  34. ^ Laing, Nigel G; Davis, Mark R; Bayley, Klair; Fletcher, Sue; Wilton, Steve D (2011-08-01). "Molecular Diagnosis of Duchenne Muscular Dystrophy: Past, Present and Future in Relation to Implementing Therapies". The Clinical Biochemist Reviews. 32 (3): 129–134. ISSN 0159-8090. PMC 3157948 . PMID 21912442. 
  35. ^ Finger, Stanley; Boller, Francois; Tyler, Kenneth L. (2009-12-08). History of Neurology: Handbook of Clinical Neurology (Series Editors: Aminoff, Boller and Swaab). Elsevier. p. 477. ISBN 9780702035418. Archived from the original on 2017-01-06. 
  36. ^ Choices, N. H. S. (2011-11-09). "Muscular Dystrophy - Clinical trial details - NHS Choices". Archived from the original on 2016-04-21. Retrieved 2016-04-10. 
  37. ^ Berman, Ari (2011-09-02). "The End of the Jerry Lewis Telethon—It's About Time". The Nation.

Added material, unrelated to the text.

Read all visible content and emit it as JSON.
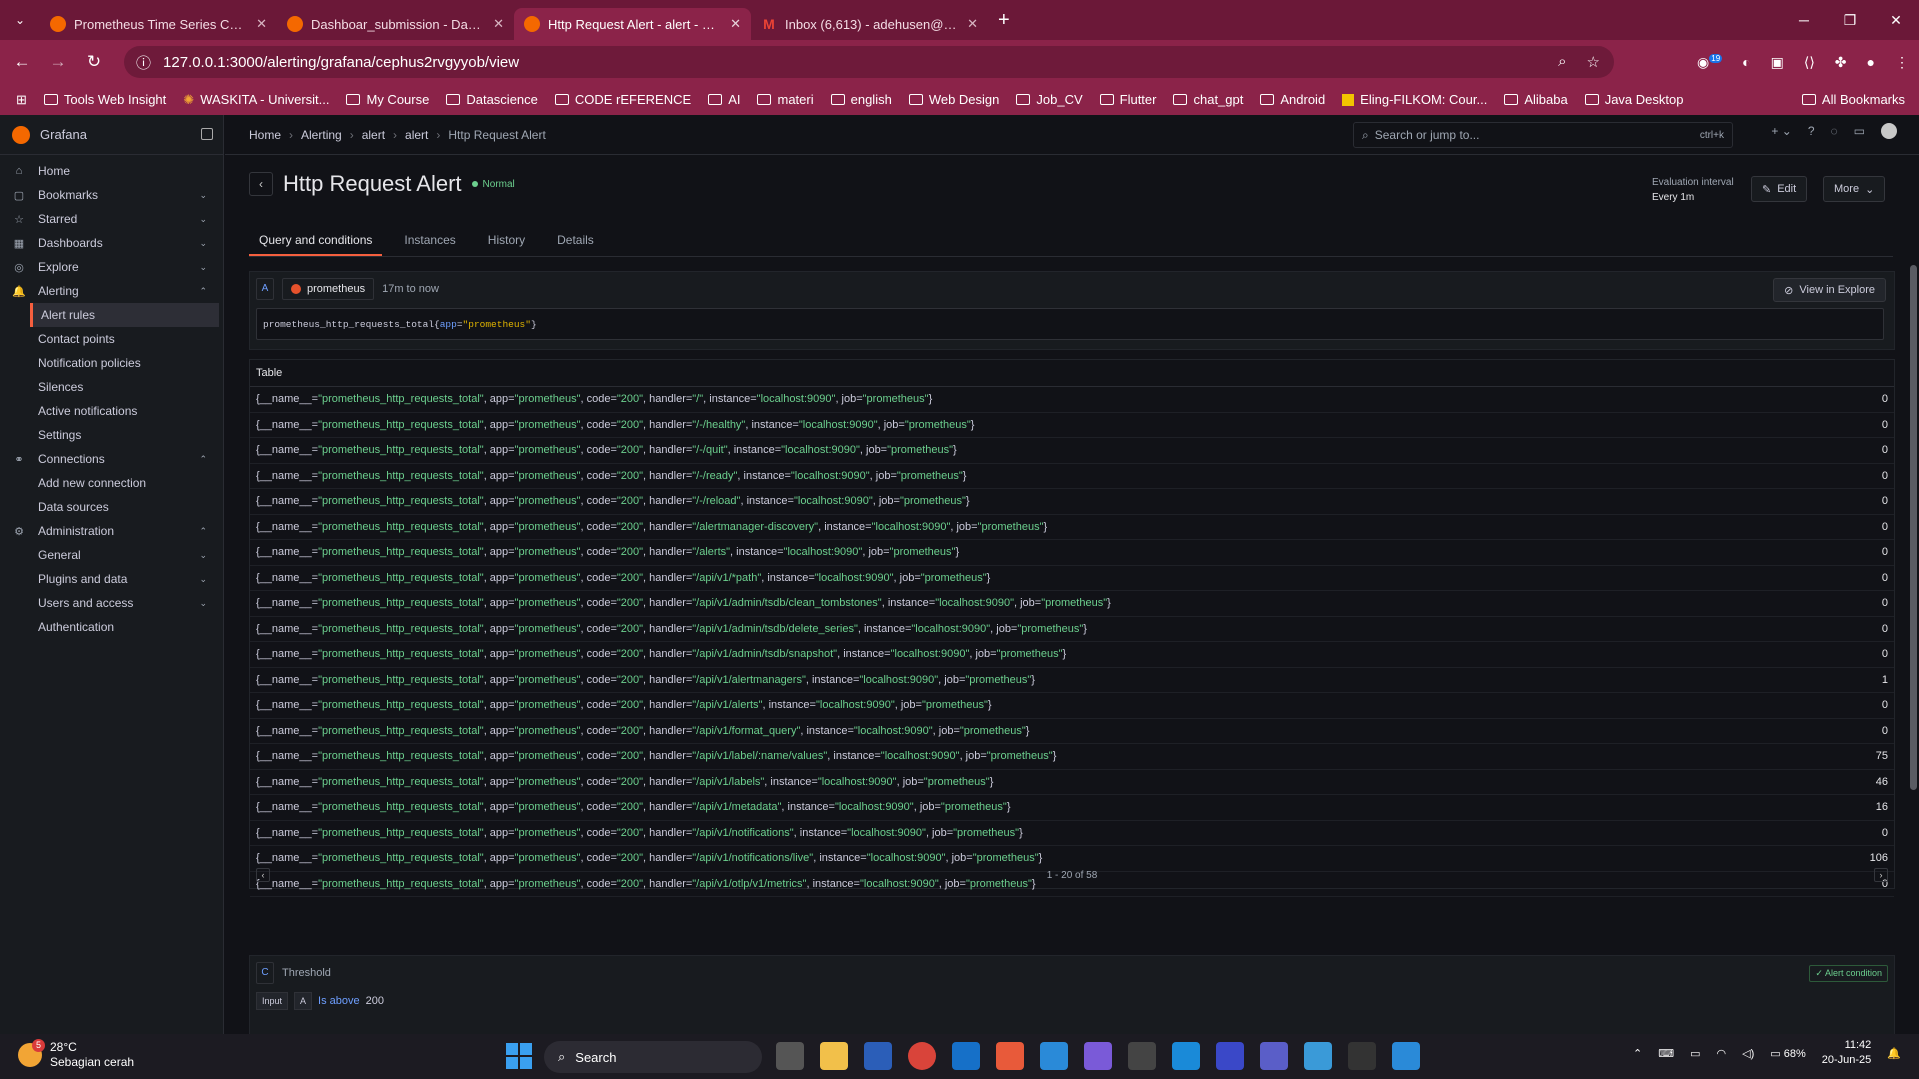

Retrieved 2017-03-14. 
  38. ^ H.R. 717--107th Congress (2001) Archived 2012-02-19 at the Wayback Machine.: MD-CARE Act, GovTrack.us (database of federal legislation), (accessed Jul 29, 2007)
  39. ^ Public Law 107-84 Archived 2012-11-07 at the Wayback Machine., PDF as retrieved from NIH website

Further readingEdit

External linksEdit